*The task:* From the entries provided below, copy each line that contains the word "screenshot".

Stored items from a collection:
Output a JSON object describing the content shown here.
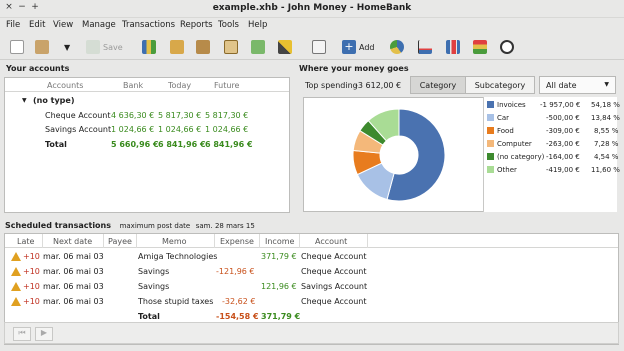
{
  "window": {
    "title": "example.xhb - John Money - HomeBank",
    "close": "×",
    "minimize": "−",
    "maximize": "+"
  },
  "menu": [
    "File",
    "Edit",
    "View",
    "Manage",
    "Transactions",
    "Reports",
    "Tools",
    "Help"
  ],
  "toolbar": {
    "save_label": "Save",
    "add_label": "Add"
  },
  "accounts": {
    "title": "Your accounts",
    "headers": {
      "accounts": "Accounts",
      "bank": "Bank",
      "today": "Today",
      "future": "Future"
    },
    "group": "(no type)",
    "rows": [
      {
        "name": "Cheque Account",
        "bank": "4 636,30 €",
        "today": "5 817,30 €",
        "future": "5 817,30 €"
      },
      {
        "name": "Savings Account",
        "bank": "1 024,66 €",
        "today": "1 024,66 €",
        "future": "1 024,66 €"
      },
      {
        "name": "Total",
        "bank": "5 660,96 €",
        "today": "6 841,96 €",
        "future": "6 841,96 €"
      }
    ]
  },
  "where": {
    "title": "Where your money goes",
    "top_spending_label": "Top spending",
    "top_spending_value": "-3 612,00 €",
    "tab_category": "Category",
    "tab_subcategory": "Subcategory",
    "date_filter": "All date",
    "legend": [
      {
        "name": "Invoices",
        "amount": "-1 957,00 €",
        "percent": "54,18 %",
        "color": "#4a72b0"
      },
      {
        "name": "Car",
        "amount": "-500,00 €",
        "percent": "13,84 %",
        "color": "#a8c1e6"
      },
      {
        "name": "Food",
        "amount": "-309,00 €",
        "percent": "8,55 %",
        "color": "#e87c1e"
      },
      {
        "name": "Computer",
        "amount": "-263,00 €",
        "percent": "7,28 %",
        "color": "#f4b87a"
      },
      {
        "name": "(no category)",
        "amount": "-164,00 €",
        "percent": "4,54 %",
        "color": "#3d8a2e"
      },
      {
        "name": "Other",
        "amount": "-419,00 €",
        "percent": "11,60 %",
        "color": "#a9dc95"
      }
    ]
  },
  "chart_data": {
    "type": "pie",
    "categories": [
      "Invoices",
      "Car",
      "Food",
      "Computer",
      "(no category)",
      "Other"
    ],
    "values": [
      1957,
      500,
      309,
      263,
      164,
      419
    ],
    "colors": [
      "#4a72b0",
      "#a8c1e6",
      "#e87c1e",
      "#f4b87a",
      "#3d8a2e",
      "#a9dc95"
    ]
  },
  "scheduled": {
    "title": "Scheduled transactions",
    "max_post_label": "maximum post date",
    "max_post_value": "sam. 28 mars 15",
    "headers": {
      "late": "Late",
      "next_date": "Next date",
      "payee": "Payee",
      "memo": "Memo",
      "expense": "Expense",
      "income": "Income",
      "account": "Account"
    },
    "rows": [
      {
        "late": "+10",
        "date": "mar. 06 mai 03",
        "payee": "",
        "memo": "Amiga Technologies",
        "expense": "",
        "income": "371,79 €",
        "account": "Cheque Account"
      },
      {
        "late": "+10",
        "date": "mar. 06 mai 03",
        "payee": "",
        "memo": "Savings",
        "expense": "-121,96 €",
        "income": "",
        "account": "Cheque Account"
      },
      {
        "late": "+10",
        "date": "mar. 06 mai 03",
        "payee": "",
        "memo": "Savings",
        "expense": "",
        "income": "121,96 €",
        "account": "Savings Account"
      },
      {
        "late": "+10",
        "date": "mar. 06 mai 03",
        "payee": "",
        "memo": "Those stupid taxes",
        "expense": "-32,62 €",
        "income": "",
        "account": "Cheque Account"
      }
    ],
    "total": {
      "memo": "Total",
      "expense": "-154,58 €",
      "income": "371,79 €"
    }
  }
}
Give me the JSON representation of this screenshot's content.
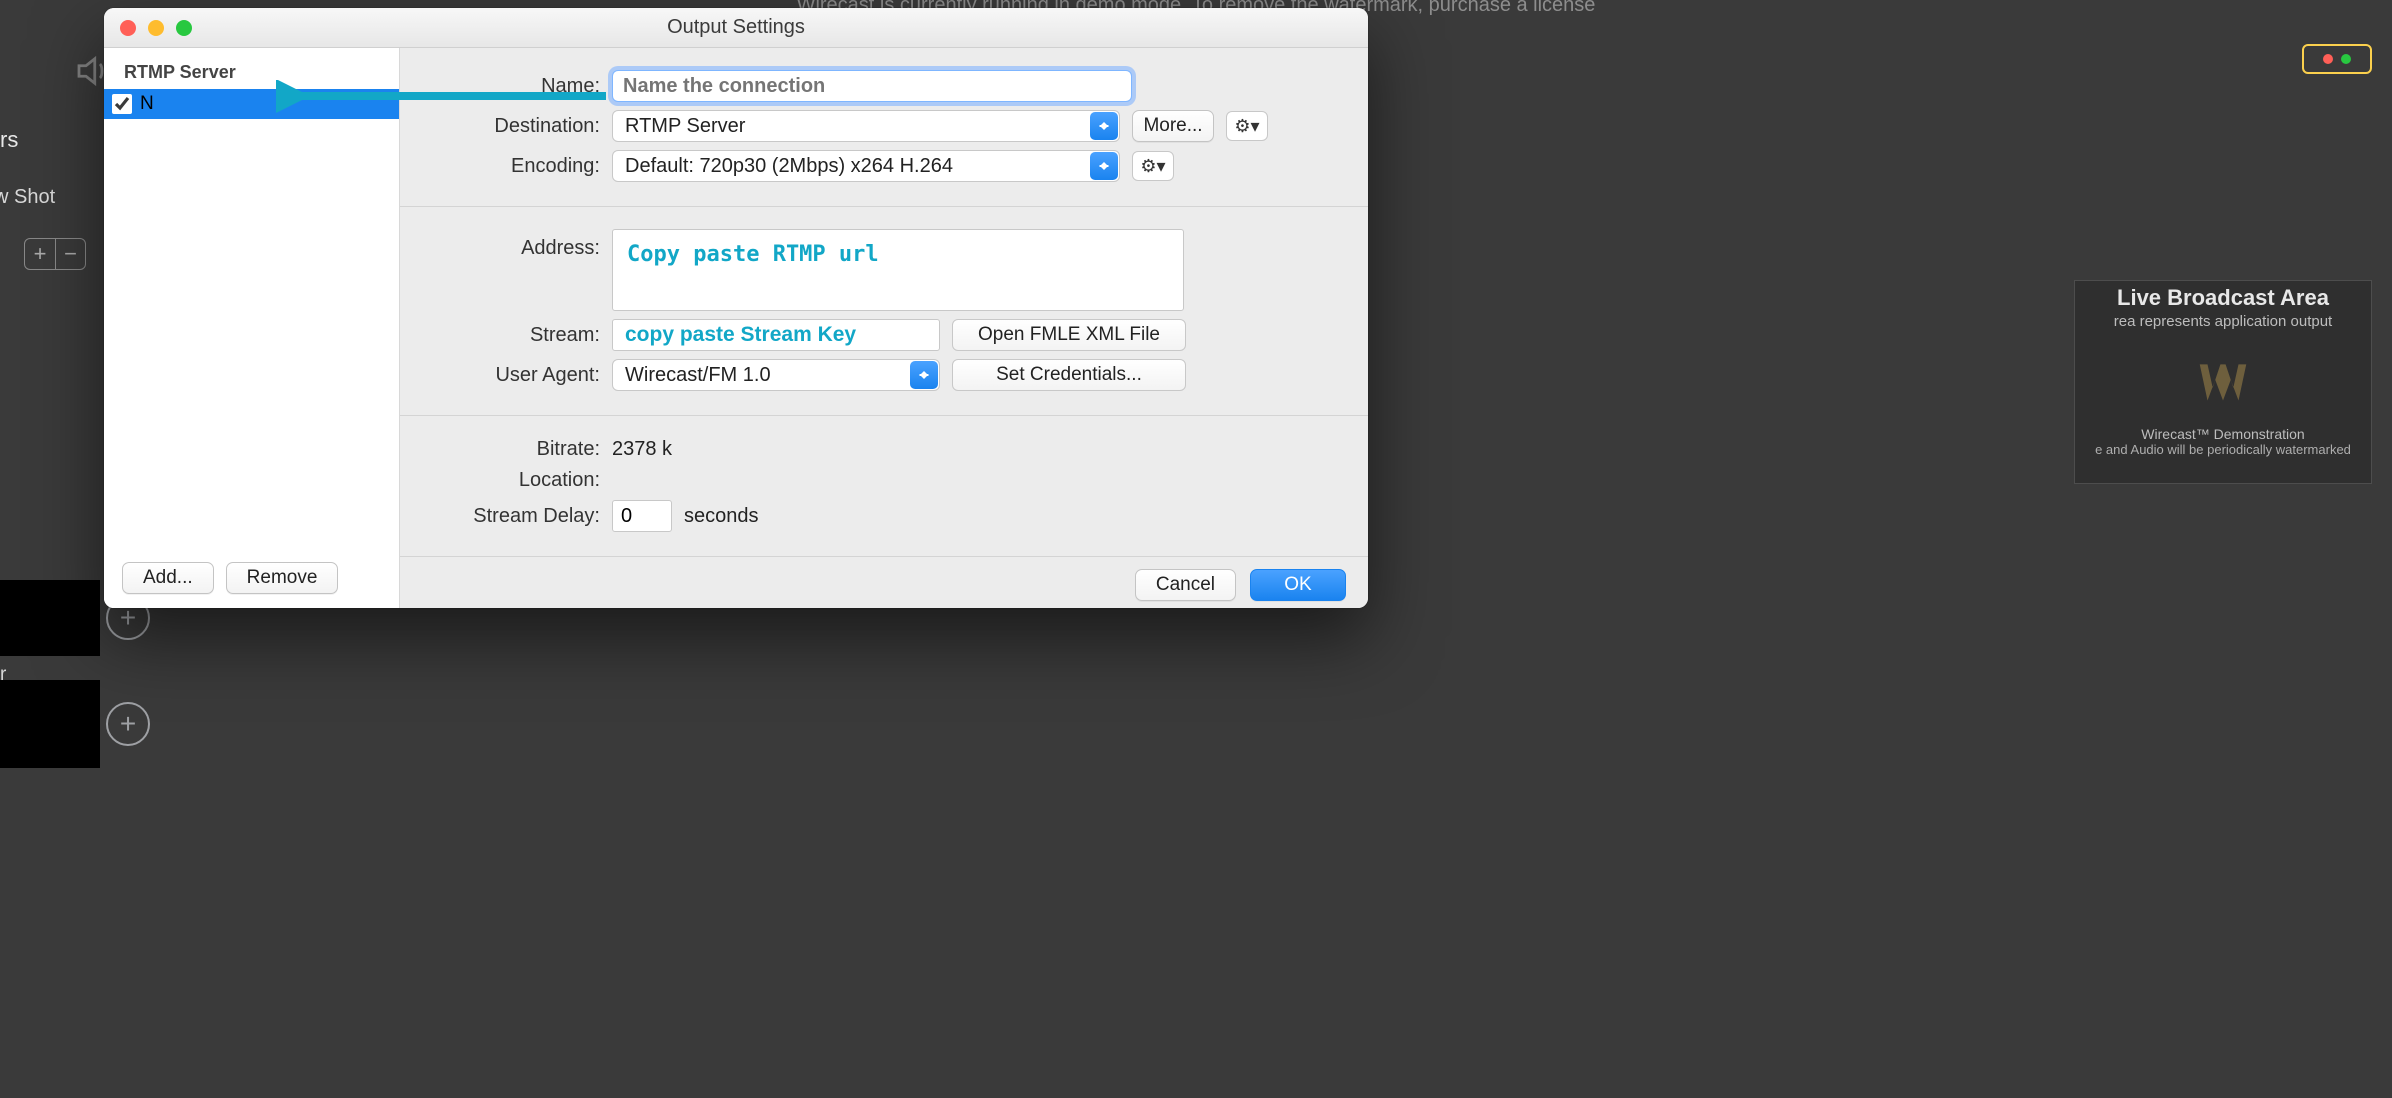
{
  "banner": "Wirecast is currently running in demo mode. To remove the watermark,   purchase a license",
  "main_window": {
    "left_label1": "rs",
    "left_label2": "w Shot",
    "thumb_label": "r",
    "broadcast": {
      "title": "Live Broadcast Area",
      "subtitle": "rea represents application output",
      "caption1": "Wirecast™ Demonstration",
      "caption2": "e and Audio will be periodically watermarked"
    }
  },
  "dialog": {
    "title": "Output Settings",
    "sidebar": {
      "heading": "RTMP Server",
      "item": {
        "checked": true,
        "label": "N"
      },
      "add": "Add...",
      "remove": "Remove"
    },
    "fields": {
      "name_label": "Name:",
      "name_placeholder": "Name the connection",
      "destination_label": "Destination:",
      "destination_value": "RTMP Server",
      "more": "More...",
      "encoding_label": "Encoding:",
      "encoding_value": "Default: 720p30 (2Mbps) x264 H.264",
      "address_label": "Address:",
      "address_placeholder": "Copy paste RTMP url",
      "stream_label": "Stream:",
      "stream_placeholder": "copy paste Stream Key",
      "open_fmle": "Open FMLE XML File",
      "user_agent_label": "User Agent:",
      "user_agent_value": "Wirecast/FM 1.0",
      "set_credentials": "Set Credentials...",
      "bitrate_label": "Bitrate:",
      "bitrate_value": "2378 k",
      "location_label": "Location:",
      "delay_label": "Stream Delay:",
      "delay_value": "0",
      "delay_unit": "seconds"
    },
    "footer": {
      "cancel": "Cancel",
      "ok": "OK"
    }
  }
}
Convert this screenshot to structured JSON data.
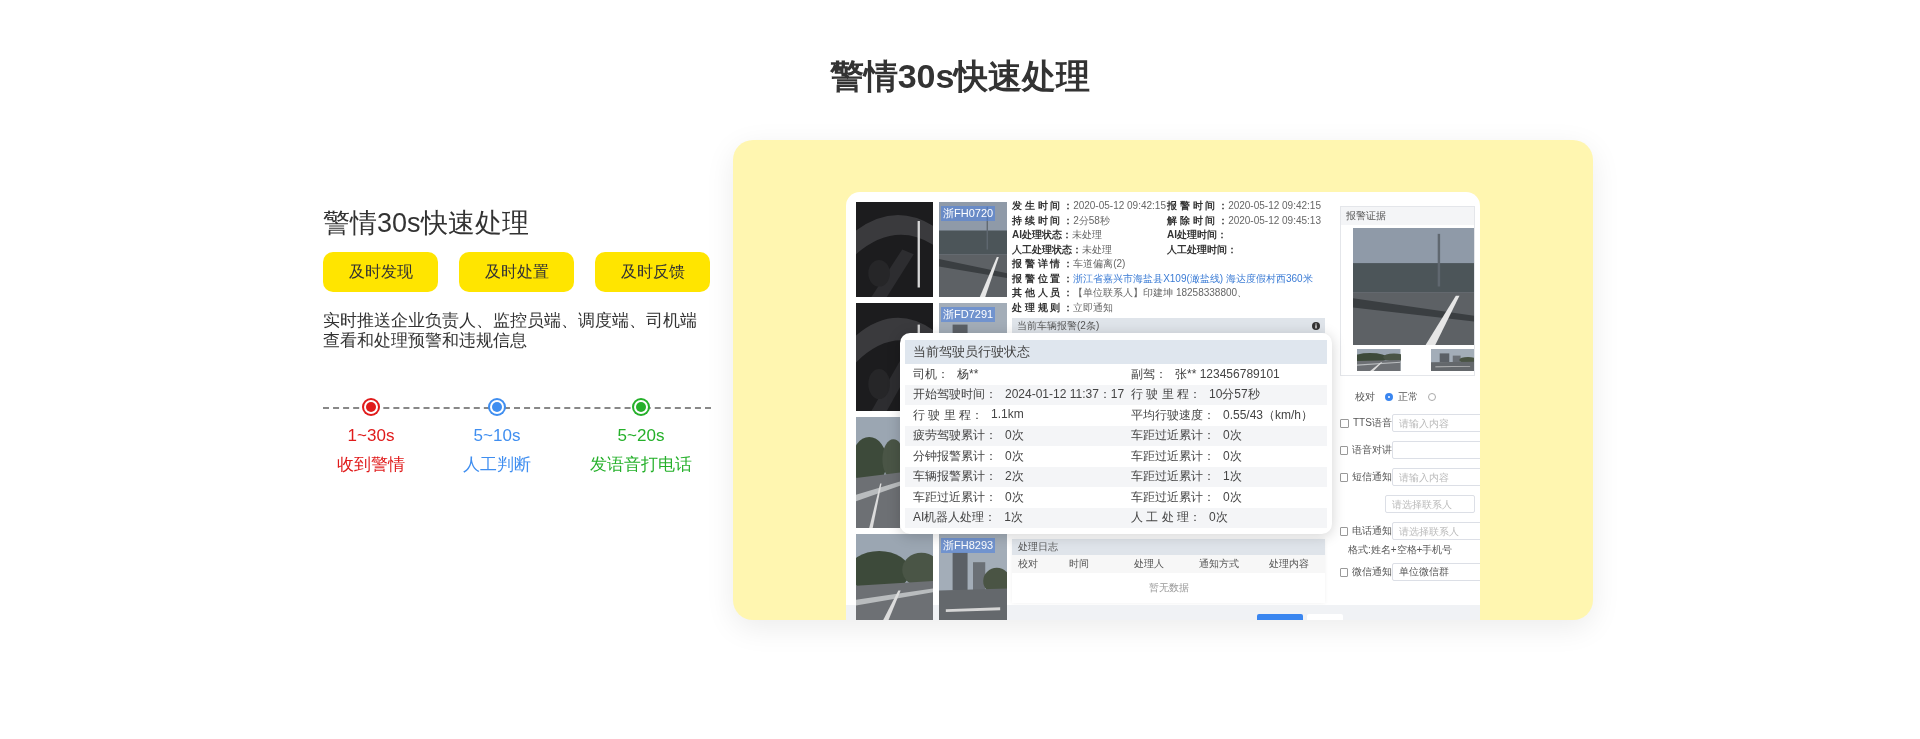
{
  "page_title": "警情30s快速处理",
  "feature": {
    "title": "警情30s快速处理",
    "tags": [
      "及时发现",
      "及时处置",
      "及时反馈"
    ],
    "description": "实时推送企业负责人、监控员端、调度端、司机端查看和处理预警和违规信息",
    "timeline": [
      {
        "time": "1~30s",
        "label": "收到警情",
        "color": "#e01b1b"
      },
      {
        "time": "5~10s",
        "label": "人工判断",
        "color": "#3f8ef0"
      },
      {
        "time": "5~20s",
        "label": "发语音打电话",
        "color": "#25b02a"
      }
    ]
  },
  "screenshot": {
    "thumbnail_columns": [
      [
        {
          "kind": "picture"
        },
        {
          "kind": "picture"
        },
        {
          "kind": "picture"
        },
        {
          "kind": "picture"
        }
      ],
      [
        {
          "kind": "picture",
          "plate": "浙FH0720"
        },
        {
          "kind": "picture",
          "plate": "浙FD7291"
        },
        {
          "kind": "picture",
          "plate": "浙FH8293"
        }
      ]
    ],
    "alarm_info": [
      [
        {
          "label": "发 生 时 间 ：",
          "value": "2020-05-12 09:42:15"
        },
        {
          "label": "报 警 时 间 ：",
          "value": "2020-05-12 09:42:15"
        }
      ],
      [
        {
          "label": "持 续 时 间 ：",
          "value": "2分58秒"
        },
        {
          "label": "解 除 时 间 ：",
          "value": "2020-05-12 09:45:13"
        }
      ],
      [
        {
          "label": "AI处理状态：",
          "value": "未处理"
        },
        {
          "label": "AI处理时间："
        }
      ],
      [
        {
          "label": "人工处理状态：",
          "value": "未处理"
        },
        {
          "label": "人工处理时间："
        }
      ],
      [
        {
          "label": "报 警 详 情 ：",
          "value": "车道偏离(2)"
        }
      ],
      [
        {
          "label": "报 警 位 置 ：",
          "value": "浙江省嘉兴市海盐县X109(澉盐线) 海达度假村西360米",
          "kind": "link"
        }
      ],
      [
        {
          "label": "其 他 人 员 ：",
          "value": "【单位联系人】印建坤 18258338800、"
        }
      ],
      [
        {
          "label": "处 理 规 则 ：",
          "value": "立即通知"
        }
      ]
    ],
    "alarm_bar": "当前车辆报警(2条)",
    "driver_status": {
      "title": "当前驾驶员行驶状态",
      "rows": [
        [
          {
            "label": "司机：",
            "value": "杨**"
          },
          {
            "label": "副驾：",
            "value": "张**  123456789101"
          }
        ],
        [
          {
            "label": "开始驾驶时间：",
            "value": "2024-01-12 11:37：17"
          },
          {
            "label": "行 驶 里 程：",
            "value": "10分57秒"
          }
        ],
        [
          {
            "label": "行 驶 里 程：",
            "value": "1.1km"
          },
          {
            "label": "平均行驶速度：",
            "value": "0.55/43（km/h）"
          }
        ],
        [
          {
            "label": "疲劳驾驶累计：",
            "value": "0次"
          },
          {
            "label": "车距过近累计：",
            "value": "0次"
          }
        ],
        [
          {
            "label": "分钟报警累计：",
            "value": "0次"
          },
          {
            "label": "车距过近累计：",
            "value": "0次"
          }
        ],
        [
          {
            "label": "车辆报警累计：",
            "value": "2次"
          },
          {
            "label": "车距过近累计：",
            "value": "1次"
          }
        ],
        [
          {
            "label": "车距过近累计：",
            "value": "0次"
          },
          {
            "label": "车距过近累计：",
            "value": "0次"
          }
        ],
        [
          {
            "label": "AI机器人处理：",
            "value": "1次"
          },
          {
            "label": "人 工 处 理：",
            "value": "0次"
          }
        ]
      ]
    },
    "log": {
      "title": "处理日志",
      "columns": [
        "校对",
        "时间",
        "处理人",
        "通知方式",
        "处理内容"
      ],
      "empty_text": "暂无数据"
    },
    "evidence": {
      "title": "报警证据"
    },
    "review": {
      "label": "校对",
      "options": [
        {
          "label": "正常",
          "selected": true
        },
        {
          "selected": false
        }
      ]
    },
    "notifications": [
      {
        "label": "TTS语音",
        "checked": false,
        "placeholder": "请输入内容"
      },
      {
        "label": "语音对讲",
        "checked": false
      },
      {
        "label": "短信通知",
        "checked": false,
        "placeholder": "请输入内容"
      },
      {
        "placeholder": "请选择联系人"
      },
      {
        "label": "电话通知",
        "checked": false,
        "placeholder": "请选择联系人",
        "hint": "格式:姓名+空格+手机号"
      },
      {
        "label": "微信通知",
        "checked": false,
        "value": "单位微信群"
      }
    ]
  }
}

*Task answer:*
Give me the JSON representation of this screenshot's content.
Convert this screenshot to structured JSON data.
  "screenshot": {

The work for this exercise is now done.